    ENGL 985 — Comparative Literary Theory Applied to Traditional and Special Literatures

    Open Electives (9cr)

    Take three courses

    Three literature courses of the student’s choosing

    Research Skills Requirement

    Six credits of Research Skills coursework is also required. You should select one of the following three options to fulfill this requirement. The option selected must have the approval of the director of Graduate Studies in Literature and should be related to your programmatic or research interests or long-range professional needs.

    Option 1

    Six semester hours of graduate credit beyond the 30 hours required, with a grade of B or above, in approved rhetoric, linguistics, writing for publication, or computer courses, including Teaching College Literature, Literature as Profession, and Teaching Writing.

    Option 2

    Proficiency in a second foreign language (not English) relevant to your dissertation research. Please review the Foreign Language Requirements below for more information. (anchor link to below section)

    Option 3

    Six semester hours of graduate credit beyond the 30 hours required, with a grade of B or above, in other graduate programs or departments. Courses must be directly related to your research needs.

    Candidacy Examination

    The Candidacy Examination assesses your knowledge of major authors and movements in British and American literature to determine your preparation for specialized and specific studies at the doctoral level. You are expected to take the exam after completing 12–18 credits of coursework.

    The Candidacy Examination consists of four exams, with each two-hour exam (two exams are administered for each of two days) focused on one of the following four periods:

    • British Literature, 700–1660
    • British Literature, 1661–1900
    • American Literature, Beginnings to 1900
    • American, British, and Global Literatures in English, 1901–present

    Foreign Language Requirement

    The program requires a reading ability in a foreign language (not English) as measured by an exam designed by Indiana University of Pennsylvania faculty in the Foreign Language Department, or by other means approved by the dean of the Graduate School. International students may use their native language to fulfill this requirement. Testing or verification must be accomplished after admission to the program. The University Testing Services administers language testing; testing dates and applications for the test are available from this office.

    Comprehensive Examinations

    Examinations fall between the completion of the course work, language requirement, research skills requirement, and the beginning of the dissertation. The Comprehensive Examinations are conducted by a committee of three faculty members and have both written and oral components. They provide specialized study in areas from which your dissertation will emerge.

    Dissertation Proposal and Dissertation

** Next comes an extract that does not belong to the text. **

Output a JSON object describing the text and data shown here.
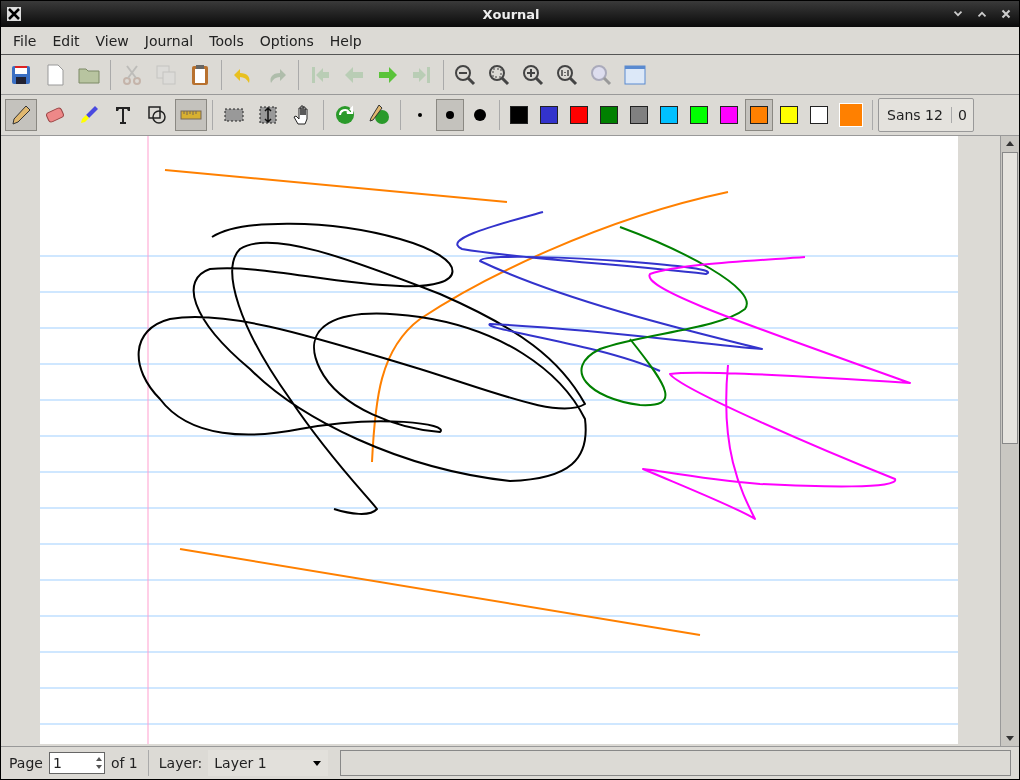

    The dissertation presumes control of skills developed throughout the program and shows your ability to bring these skills to a written performance that sustains and develops them fully. The dissertation may be initiated only after comprehensive examinations have been successfully completed.

    The dissertation proposal is a multi-part document of 15–25 pages that outlines the nature of the research project, its relation to existing scholarship and criticism, and its anticipated value to literary studies. The dissertation proposal must include:

    • a one-page summary of the project
    • a statement of purpose and thesis
    • an overview of the project and its contribution to the field
    • a tentative chapter outline, including planned completion date for each chapter
    • an annotated bibliography of secondary sources

    You will schedule a proposal meeting to defend your project, to discuss the issues outlined in the proposal, and to answer questions posed by the dissertation committee. The prospectus should be approved within one or two semesters following the Comprehensive Exams.

    Guidelines for the dissertation proposal and the dissertation, the Electronic Thesis and Dissertation Manual, are available from the School of Graduate Studies and Research.

    Upon satisfactory completion of the dissertation, you will defend the dissertation before the dissertation director and committee. This meeting is open to the public.